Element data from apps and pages
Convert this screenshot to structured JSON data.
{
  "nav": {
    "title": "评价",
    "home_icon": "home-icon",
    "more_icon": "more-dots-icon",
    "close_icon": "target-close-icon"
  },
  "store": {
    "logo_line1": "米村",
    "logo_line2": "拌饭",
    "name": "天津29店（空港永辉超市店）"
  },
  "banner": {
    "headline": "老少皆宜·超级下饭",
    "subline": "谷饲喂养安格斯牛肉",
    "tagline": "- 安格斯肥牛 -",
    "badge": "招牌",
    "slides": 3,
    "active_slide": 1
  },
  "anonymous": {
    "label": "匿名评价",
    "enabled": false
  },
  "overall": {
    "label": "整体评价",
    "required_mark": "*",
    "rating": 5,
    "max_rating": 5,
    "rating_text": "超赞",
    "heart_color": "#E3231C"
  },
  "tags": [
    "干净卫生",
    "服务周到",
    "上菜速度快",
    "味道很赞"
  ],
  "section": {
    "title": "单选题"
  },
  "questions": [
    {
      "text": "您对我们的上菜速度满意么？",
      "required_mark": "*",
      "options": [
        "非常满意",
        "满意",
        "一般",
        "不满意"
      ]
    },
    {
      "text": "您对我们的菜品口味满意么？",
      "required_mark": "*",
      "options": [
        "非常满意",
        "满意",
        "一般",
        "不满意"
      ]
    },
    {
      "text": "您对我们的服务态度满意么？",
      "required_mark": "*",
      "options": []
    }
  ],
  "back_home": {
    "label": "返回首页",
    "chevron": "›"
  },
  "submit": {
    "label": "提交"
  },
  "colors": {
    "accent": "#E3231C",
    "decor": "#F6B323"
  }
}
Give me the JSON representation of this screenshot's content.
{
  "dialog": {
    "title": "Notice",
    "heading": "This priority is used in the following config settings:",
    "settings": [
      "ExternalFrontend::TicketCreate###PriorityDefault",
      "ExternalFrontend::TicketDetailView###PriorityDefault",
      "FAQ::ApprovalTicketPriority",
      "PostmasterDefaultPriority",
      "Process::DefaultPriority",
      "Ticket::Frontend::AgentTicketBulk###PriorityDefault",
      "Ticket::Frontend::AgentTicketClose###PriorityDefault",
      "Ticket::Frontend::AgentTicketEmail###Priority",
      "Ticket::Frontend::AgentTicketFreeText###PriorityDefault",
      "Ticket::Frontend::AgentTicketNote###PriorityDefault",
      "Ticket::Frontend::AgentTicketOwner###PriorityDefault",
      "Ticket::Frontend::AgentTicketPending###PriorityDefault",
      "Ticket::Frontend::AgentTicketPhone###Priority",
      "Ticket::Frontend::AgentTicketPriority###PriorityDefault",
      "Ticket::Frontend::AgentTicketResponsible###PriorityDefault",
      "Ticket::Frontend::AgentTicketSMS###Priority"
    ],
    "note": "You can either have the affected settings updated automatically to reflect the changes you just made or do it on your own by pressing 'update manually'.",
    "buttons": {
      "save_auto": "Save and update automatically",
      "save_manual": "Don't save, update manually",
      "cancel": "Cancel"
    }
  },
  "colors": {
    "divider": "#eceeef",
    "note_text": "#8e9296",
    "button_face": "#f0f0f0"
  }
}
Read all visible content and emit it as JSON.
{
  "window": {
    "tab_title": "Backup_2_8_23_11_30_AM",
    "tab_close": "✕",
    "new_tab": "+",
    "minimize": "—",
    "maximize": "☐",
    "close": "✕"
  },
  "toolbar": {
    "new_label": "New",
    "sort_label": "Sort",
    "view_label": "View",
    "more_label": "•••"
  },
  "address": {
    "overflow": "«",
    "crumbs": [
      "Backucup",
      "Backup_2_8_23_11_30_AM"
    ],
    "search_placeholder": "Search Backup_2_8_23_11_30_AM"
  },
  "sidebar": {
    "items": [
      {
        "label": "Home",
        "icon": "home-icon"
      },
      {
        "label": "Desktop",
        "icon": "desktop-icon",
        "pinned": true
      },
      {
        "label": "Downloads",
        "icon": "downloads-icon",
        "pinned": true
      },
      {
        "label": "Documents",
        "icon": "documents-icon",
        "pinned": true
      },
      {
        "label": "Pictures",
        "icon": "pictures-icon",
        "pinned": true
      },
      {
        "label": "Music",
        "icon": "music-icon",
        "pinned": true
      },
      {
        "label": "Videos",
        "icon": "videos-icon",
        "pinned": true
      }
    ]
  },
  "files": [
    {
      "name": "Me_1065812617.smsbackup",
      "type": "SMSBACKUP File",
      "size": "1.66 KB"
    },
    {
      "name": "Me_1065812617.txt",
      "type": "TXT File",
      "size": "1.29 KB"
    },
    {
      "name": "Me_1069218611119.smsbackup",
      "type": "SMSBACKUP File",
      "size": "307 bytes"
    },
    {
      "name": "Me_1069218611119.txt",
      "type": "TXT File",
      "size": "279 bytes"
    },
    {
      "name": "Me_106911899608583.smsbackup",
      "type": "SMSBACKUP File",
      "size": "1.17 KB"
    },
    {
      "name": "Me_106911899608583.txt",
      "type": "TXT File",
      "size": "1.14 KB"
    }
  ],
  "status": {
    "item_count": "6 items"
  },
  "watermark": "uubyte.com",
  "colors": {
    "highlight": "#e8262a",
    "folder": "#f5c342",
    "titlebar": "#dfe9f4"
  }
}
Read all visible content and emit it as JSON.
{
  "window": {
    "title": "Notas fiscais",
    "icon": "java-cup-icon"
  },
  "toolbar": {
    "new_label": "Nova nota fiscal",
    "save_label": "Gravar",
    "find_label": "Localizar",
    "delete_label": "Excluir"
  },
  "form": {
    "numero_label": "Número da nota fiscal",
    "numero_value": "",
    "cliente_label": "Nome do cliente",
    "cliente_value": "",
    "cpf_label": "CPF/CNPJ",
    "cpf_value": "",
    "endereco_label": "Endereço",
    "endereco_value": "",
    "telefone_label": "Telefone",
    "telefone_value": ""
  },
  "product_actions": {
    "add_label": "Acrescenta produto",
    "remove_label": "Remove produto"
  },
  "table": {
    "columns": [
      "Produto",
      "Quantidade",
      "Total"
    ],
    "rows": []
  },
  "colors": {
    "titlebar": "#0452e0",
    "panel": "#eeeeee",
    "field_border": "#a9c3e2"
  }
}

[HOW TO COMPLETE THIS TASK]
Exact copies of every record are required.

[EXERCISE OUTPUT]
Convert this screenshot to structured JSON data.
{
  "nav": {
    "title": "评价",
    "home_icon": "home-icon",
    "more_icon": "more-dots-icon",
    "close_icon": "target-close-icon"
  },
  "store": {
    "logo_line1": "米村",
    "logo_line2": "拌饭",
    "name": "天津29店（空港永辉超市店）"
  },
  "banner": {
    "headline": "老少皆宜·超级下饭",
    "subline": "谷饲喂养安格斯牛肉",
    "tagline": "- 安格斯肥牛 -",
    "badge": "招牌",
    "slides": 3,
    "active_slide": 1
  },
  "anonymous": {
    "label": "匿名评价",
    "enabled": false
  },
  "overall": {
    "label": "整体评价",
    "required_mark": "*",
    "rating": 5,
    "max_rating": 5,
    "rating_text": "超赞",
    "heart_color": "#E3231C"
  },
  "tags": [
    "干净卫生",
    "服务周到",
    "上菜速度快",
    "味道很赞"
  ],
  "section": {
    "title": "单选题"
  },
  "questions": [
    {
      "text": "您对我们的上菜速度满意么？",
      "required_mark": "*",
      "options": [
        "非常满意",
        "满意",
        "一般",
        "不满意"
      ]
    },
    {
      "text": "您对我们的菜品口味满意么？",
      "required_mark": "*",
      "options": [
        "非常满意",
        "满意",
        "一般",
        "不满意"
      ]
    },
    {
      "text": "您对我们的服务态度满意么？",
      "required_mark": "*",
      "options": []
    }
  ],
  "back_home": {
    "label": "返回首页",
    "chevron": "›"
  },
  "submit": {
    "label": "提交"
  },
  "colors": {
    "accent": "#E3231C",
    "decor": "#F6B323"
  }
}
Give me the JSON representation of this screenshot's content.
{
  "dialog": {
    "title": "Notice",
    "heading": "This priority is used in the following config settings:",
    "settings": [
      "ExternalFrontend::TicketCreate###PriorityDefault",
      "ExternalFrontend::TicketDetailView###PriorityDefault",
      "FAQ::ApprovalTicketPriority",
      "PostmasterDefaultPriority",
      "Process::DefaultPriority",
      "Ticket::Frontend::AgentTicketBulk###PriorityDefault",
      "Ticket::Frontend::AgentTicketClose###PriorityDefault",
      "Ticket::Frontend::AgentTicketEmail###Priority",
      "Ticket::Frontend::AgentTicketFreeText###PriorityDefault",
      "Ticket::Frontend::AgentTicketNote###PriorityDefault",
      "Ticket::Frontend::AgentTicketOwner###PriorityDefault",
      "Ticket::Frontend::AgentTicketPending###PriorityDefault",
      "Ticket::Frontend::AgentTicketPhone###Priority",
      "Ticket::Frontend::AgentTicketPriority###PriorityDefault",
      "Ticket::Frontend::AgentTicketResponsible###PriorityDefault",
      "Ticket::Frontend::AgentTicketSMS###Priority"
    ],
    "note": "You can either have the affected settings updated automatically to reflect the changes you just made or do it on your own by pressing 'update manually'.",
    "buttons": {
      "save_auto": "Save and update automatically",
      "save_manual": "Don't save, update manually",
      "cancel": "Cancel"
    }
  },
  "colors": {
    "divider": "#eceeef",
    "note_text": "#8e9296",
    "button_face": "#f0f0f0"
  }
}
Read all visible content and emit it as JSON.
{
  "window": {
    "tab_title": "Backup_2_8_23_11_30_AM",
    "tab_close": "✕",
    "new_tab": "+",
    "minimize": "—",
    "maximize": "☐",
    "close": "✕"
  },
  "toolbar": {
    "new_label": "New",
    "sort_label": "Sort",
    "view_label": "View",
    "more_label": "•••"
  },
  "address": {
    "overflow": "«",
    "crumbs": [
      "Backucup",
      "Backup_2_8_23_11_30_AM"
    ],
    "search_placeholder": "Search Backup_2_8_23_11_30_AM"
  },
  "sidebar": {
    "items": [
      {
        "label": "Home",
        "icon": "home-icon"
      },
      {
        "label": "Desktop",
        "icon": "desktop-icon",
        "pinned": true
      },
      {
        "label": "Downloads",
        "icon": "downloads-icon",
        "pinned": true
      },
      {
        "label": "Documents",
        "icon": "documents-icon",
        "pinned": true
      },
      {
        "label": "Pictures",
        "icon": "pictures-icon",
        "pinned": true
      },
      {
        "label": "Music",
        "icon": "music-icon",
        "pinned": true
      },
      {
        "label": "Videos",
        "icon": "videos-icon",
        "pinned": true
      }
    ]
  },
  "files": [
    {
      "name": "Me_1065812617.smsbackup",
      "type": "SMSBACKUP File",
      "size": "1.66 KB"
    },
    {
      "name": "Me_1065812617.txt",
      "type": "TXT File",
      "size": "1.29 KB"
    },
    {
      "name": "Me_1069218611119.smsbackup",
      "type": "SMSBACKUP File",
      "size": "307 bytes"
    },
    {
      "name": "Me_1069218611119.txt",
      "type": "TXT File",
      "size": "279 bytes"
    },
    {
      "name": "Me_106911899608583.smsbackup",
      "type": "SMSBACKUP File",
      "size": "1.17 KB"
    },
    {
      "name": "Me_106911899608583.txt",
      "type": "TXT File",
      "size": "1.14 KB"
    }
  ],
  "status": {
    "item_count": "6 items"
  },
  "watermark": "uubyte.com",
  "colors": {
    "highlight": "#e8262a",
    "folder": "#f5c342",
    "titlebar": "#dfe9f4"
  }
}
Read all visible content and emit it as JSON.
{
  "window": {
    "title": "Notas fiscais",
    "icon": "java-cup-icon"
  },
  "toolbar": {
    "new_label": "Nova nota fiscal",
    "save_label": "Gravar",
    "find_label": "Localizar",
    "delete_label": "Excluir"
  },
  "form": {
    "numero_label": "Número da nota fiscal",
    "numero_value": "",
    "cliente_label": "Nome do cliente",
    "cliente_value": "",
    "cpf_label": "CPF/CNPJ",
    "cpf_value": "",
    "endereco_label": "Endereço",
    "endereco_value": "",
    "telefone_label": "Telefone",
    "telefone_value": ""
  },
  "product_actions": {
    "add_label": "Acrescenta produto",
    "remove_label": "Remove produto"
  },
  "table": {
    "columns": [
      "Produto",
      "Quantidade",
      "Total"
    ],
    "rows": []
  },
  "colors": {
    "titlebar": "#0452e0",
    "panel": "#eeeeee",
    "field_border": "#a9c3e2"
  }
}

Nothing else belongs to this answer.